With 50+ audience members present at the event, panelists and participants engaged in a deep-dive discussion to address three primary areas of interest: 1) how do you get access to funding, 2) how do you attract investors to your venture, and 3) how can we increase the network. Marsha Wulff presented the case for Africa as an investment destination, as Jude O’Reilley distinguished Africa’s unique value proposition through the lens of Skoll Foundation. As an entrepreneur, Magatte, shared her experience fundraising for her venture, as Lydia delved into her work with engaging Africans in the diaspora to invest back home.
The panel provided key takeaways from the entrepreneur, philanthropic, and VC sides of the conversation. Overall, there is a need to ensure economic freedom in Africa, which includes access to resources, access to opportunities, and an ecosystem conducive for entrepreneurs to thrive. Magatte proposed pilot cities in Africa, using Dubai as a case study, to have economic freedom flourish. Jude addressed the role of philanthropic organizations and alignment in funding mechanisms for ventures. On the VC side, Lydia discussed angel investment as Marsha discussed the tremendous potential and opportunity on the continent based on her work with Afropreneurs.

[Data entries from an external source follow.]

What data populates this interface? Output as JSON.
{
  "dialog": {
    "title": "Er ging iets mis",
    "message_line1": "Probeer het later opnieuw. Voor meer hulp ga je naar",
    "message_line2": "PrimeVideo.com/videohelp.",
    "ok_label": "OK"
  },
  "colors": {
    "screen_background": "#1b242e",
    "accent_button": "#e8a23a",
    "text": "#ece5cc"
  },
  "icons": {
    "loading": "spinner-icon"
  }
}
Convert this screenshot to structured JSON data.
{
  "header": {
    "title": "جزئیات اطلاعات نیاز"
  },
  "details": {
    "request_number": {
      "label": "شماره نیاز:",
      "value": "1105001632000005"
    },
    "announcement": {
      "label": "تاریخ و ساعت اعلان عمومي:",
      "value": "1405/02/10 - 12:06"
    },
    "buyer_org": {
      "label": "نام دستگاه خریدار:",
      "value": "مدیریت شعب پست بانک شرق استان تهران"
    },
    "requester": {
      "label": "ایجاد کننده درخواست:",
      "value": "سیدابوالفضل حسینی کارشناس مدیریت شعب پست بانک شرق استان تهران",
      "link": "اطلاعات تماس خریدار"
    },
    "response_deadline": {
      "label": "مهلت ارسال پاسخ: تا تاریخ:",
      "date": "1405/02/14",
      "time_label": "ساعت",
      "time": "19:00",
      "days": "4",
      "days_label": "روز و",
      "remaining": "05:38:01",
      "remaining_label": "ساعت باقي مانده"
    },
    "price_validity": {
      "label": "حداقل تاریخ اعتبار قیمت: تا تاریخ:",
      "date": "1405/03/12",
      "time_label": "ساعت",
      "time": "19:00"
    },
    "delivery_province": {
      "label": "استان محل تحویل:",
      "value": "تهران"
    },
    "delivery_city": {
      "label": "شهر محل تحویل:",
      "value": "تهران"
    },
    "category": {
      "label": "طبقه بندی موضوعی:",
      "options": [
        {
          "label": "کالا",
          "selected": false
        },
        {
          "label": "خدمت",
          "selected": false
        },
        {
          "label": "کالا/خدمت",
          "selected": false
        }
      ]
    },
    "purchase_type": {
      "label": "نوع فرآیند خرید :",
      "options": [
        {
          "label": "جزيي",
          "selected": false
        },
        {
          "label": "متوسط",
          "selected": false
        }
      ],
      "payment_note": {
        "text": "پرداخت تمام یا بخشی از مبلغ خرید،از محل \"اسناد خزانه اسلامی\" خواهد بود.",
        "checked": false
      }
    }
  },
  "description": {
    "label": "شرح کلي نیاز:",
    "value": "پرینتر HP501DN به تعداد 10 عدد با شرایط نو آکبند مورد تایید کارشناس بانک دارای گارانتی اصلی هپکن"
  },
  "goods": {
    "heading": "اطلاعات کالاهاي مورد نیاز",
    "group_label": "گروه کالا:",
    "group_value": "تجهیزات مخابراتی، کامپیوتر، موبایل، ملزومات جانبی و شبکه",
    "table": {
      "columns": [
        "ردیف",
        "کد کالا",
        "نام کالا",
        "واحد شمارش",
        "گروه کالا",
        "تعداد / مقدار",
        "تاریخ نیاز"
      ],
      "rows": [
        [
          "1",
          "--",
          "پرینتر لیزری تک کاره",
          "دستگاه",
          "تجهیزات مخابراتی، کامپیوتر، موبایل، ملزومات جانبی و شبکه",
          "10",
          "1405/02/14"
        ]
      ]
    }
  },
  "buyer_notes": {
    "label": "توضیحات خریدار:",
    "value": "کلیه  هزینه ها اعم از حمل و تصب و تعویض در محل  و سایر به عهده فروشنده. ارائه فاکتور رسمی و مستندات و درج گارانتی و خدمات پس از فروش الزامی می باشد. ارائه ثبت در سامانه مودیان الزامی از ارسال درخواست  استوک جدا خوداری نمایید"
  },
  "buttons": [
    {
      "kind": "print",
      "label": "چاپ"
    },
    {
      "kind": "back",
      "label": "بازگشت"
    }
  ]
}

Sid Mofya concluded the conversation with next steps and questions for the audience to consider, including the need to define what kind of capital is missing and what kind of returns an investor can expect from these opportunities. In addition, what kind of knowledge do investors looking to invest in Africa need, and where can they find it? What can ADN do to help curate and collect enough people experienced in investing on the continent.
ADN seeks to continue the conversation at our upcoming Impact & Innovation Series event in Washington D.C. on September 17 and at the African Diaspora Investment Symposium 2020: Defining an Investment Framework for Africa.